Sunday will mark the end of the Daylight Saving Time (DST) in eastern Australia, but there are many who would like to see it last longer or permanently.
Twice a year, New South Wales, Victoria, Australian Capital Territory, Tasmania and South Australia make this shift. Queensland, Western Australia and the Northern Territory do not change times. In those states the issue has been hotly debated for years. But what would be the benefit of making time permanent, and is it feasible?
In the United States, the push to fix time has gathered pace, with a bipartisan bill reintroduced to the House this month. The Sunshine Protection Act is set to bring uniformity in fixing the time, starting from November 2023. If enacted, it means daylight saving would be permanent across the US.
The bill passed the Senate in March 2022. It was received at the House, but Americans are split on whether they prefer permanent daylight saving time or permanent standard time – the bill then expired and so had to be reintroduced.
The proponents argue the biannual ritual of switching time is a health hazard leading to insomnia, decline in mental health, increased risk of hospitalisations and accidents. The solution, they argue, is to restore permanent, year-round standard time.
Would fixing time permanently have benefits in Australia?
Why the US is considering fixing permanent time
One of the US policy’s goals is to reduce energy consumption. However, according to the latest research, contrary to the policy’s intent,daylight saving caused increased electricity demand in the US. Research has also found it does not conserve electricity in Australia.

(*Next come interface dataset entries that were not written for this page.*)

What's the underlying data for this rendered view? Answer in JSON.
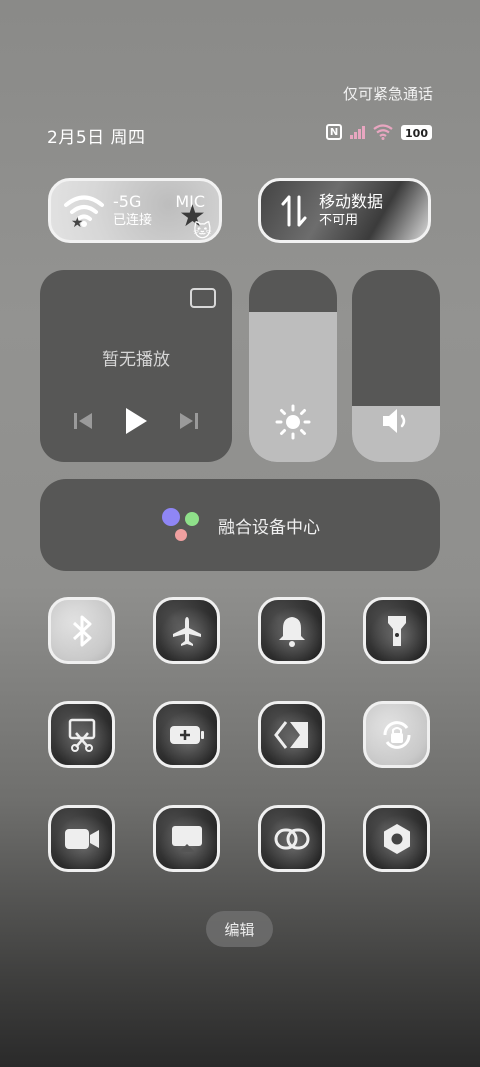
{
  "status_bar": {
    "emergency_text": "仅可紧急通话",
    "date": "2月5日 周四",
    "nfc_label": "N",
    "battery": "100"
  },
  "top_tiles": {
    "wifi": {
      "name": "-5G",
      "name_suffix": "MIC",
      "status": "已连接",
      "icon": "wifi-icon"
    },
    "mobile_data": {
      "name": "移动数据",
      "status": "不可用",
      "icon": "data-arrows-icon"
    }
  },
  "media": {
    "title": "暂无播放",
    "icons": [
      "cast-icon",
      "previous-icon",
      "play-icon",
      "next-icon"
    ]
  },
  "brightness": {
    "level": 0.78,
    "icon": "sun-icon"
  },
  "volume": {
    "level": 0.29,
    "icon": "speaker-icon"
  },
  "fusion": {
    "label": "融合设备中心",
    "colors": [
      "#8f86f5",
      "#8fe08a",
      "#f0a0a0"
    ]
  },
  "quick_tiles": [
    {
      "icon": "bluetooth-icon",
      "on": true
    },
    {
      "icon": "airplane-icon",
      "on": false
    },
    {
      "icon": "bell-icon",
      "on": false
    },
    {
      "icon": "flashlight-icon",
      "on": false
    },
    {
      "icon": "screenshot-icon",
      "on": false
    },
    {
      "icon": "battery-saver-icon",
      "on": false
    },
    {
      "icon": "nearby-share-icon",
      "on": false
    },
    {
      "icon": "rotation-lock-icon",
      "on": true
    },
    {
      "icon": "screen-record-icon",
      "on": false
    },
    {
      "icon": "screen-cast-icon",
      "on": false
    },
    {
      "icon": "link-icon",
      "on": false
    },
    {
      "icon": "settings-nut-icon",
      "on": false
    }
  ],
  "edit_label": "编辑"
}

Overwhelmingly, recent research opposes the current situation of changing the clocks twice year. In particular, the loss of one hour of sleep in spring has been linked to an increase in heart attacks, strokes, road accidents and negative mood.
Moreover, with mobile phones available in offices and bedrooms, the shift to daylight saving was shown to result in a dramatic increase in “cyberloafing”.

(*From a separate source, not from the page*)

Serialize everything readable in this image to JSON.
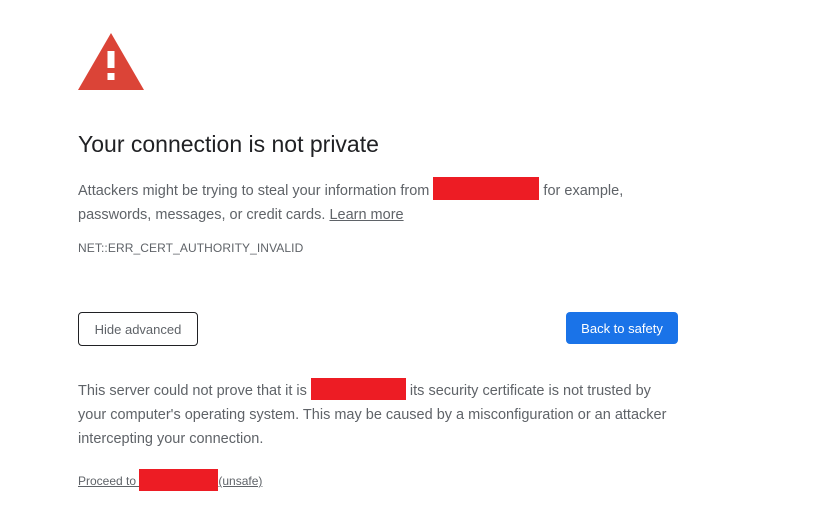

On the Monday following the switch, employees sustain more workplace injuries and injuries of greater severity, according an analysis of data from the US Department of Labor and Mine Safety and Health Administration between 1983-2006, although there is a decrease in injuries when employees are gaining one hour of sleep.

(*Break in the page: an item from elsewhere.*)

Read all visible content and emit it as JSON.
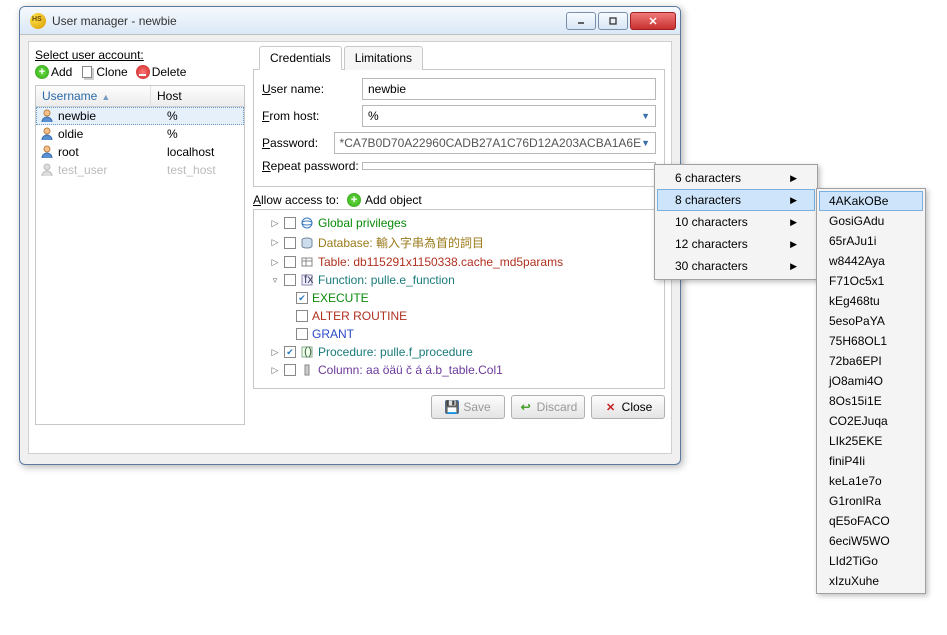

In a study of Australian suicide data from 1971 to 2001, researchers found a rise in male suicide rates in the weeks following the commencement of daylight saving, concluding the shifts could be destabilising for vulnerable people.
The health evidence is, in fact, contrary to idea behind the current legislation and instead suggests a permanent switch to standard time may offer the maximum health and public safety benefits.
Florida Senator Marco Rubio, who is strongly supporting the bill, told the Senate:
There’s some strong science behind it that is now showing and making people aware of the harm that clock-switching has. I know this is not the most important issue confronting America, but it’s one of those issues where there’s a lot of agreement. If we can get this passed, we don’t have to do this stupidity anymore. Pardon the pun, but this is an idea whose time has come.
Australian legislation – move to uniformity
Standard time legislation dates back to 1890s. That is when jurisdictions enacted uniform legislation related to standard Greenwich Mean Time. For example, Tasmania fixed the time of the 150th meridian of longitude east of Greenwich and Western Australia declared the mean time of the 120th meridian as the standard time. At that stage, the legislation was consistent. This continued until the daylight saving debate commenced.
Daylight saving was first considered at the Premiers’ Conference in May 1915. During the first and second world wars, national daylight time operated in Australia. Tasmania and Victoria introduced daylight saving in 1916. In Tasmania, the act was repealed by the Daylight-Saving Repeal Act 1917 (Tas). In 1967, Tasmania again introduced daylight savings.
By 1990, the jurisdictions were changing the dates on which to introduce daylight savings, and their positions were not uniform.
Liberal Senator Paul Calvert described the “maze of different times” as a “shackle on the economy, as well as causing interruptions to work and family balance”.
Then-prime minister John Howard stated: “I think it’s a great pity that we have this month when Tasmania and NSW and Victoria are on different time zones.”
Starting from September 1 2005, all jurisdictions adopted the Coordinated Universal Time (UTC) standard. Following long deliberations, in April 2007 they agreed on a uniform start and end date.
Queensland, WA and the NT have fixed permanent time.
South Australia became an international anomaly by having 30 minutes difference, rather than full hour, to achieve a compromise between strong advocacy groups within the jurisdiction.
One of the arguments against fixing is geographical location. Tasmania has more drastic variation in sun activity compared to Northern Territory. The scientific solution would be to fix the time but reassign the regions to the actual sun-clock based time zones.
Where does all this leave us? While daylight saving is not the most pressing problem facing Australia today, it may be that soon enough, the scientific evidence and practical convenience of fixing time might be preferred to biannual shifts.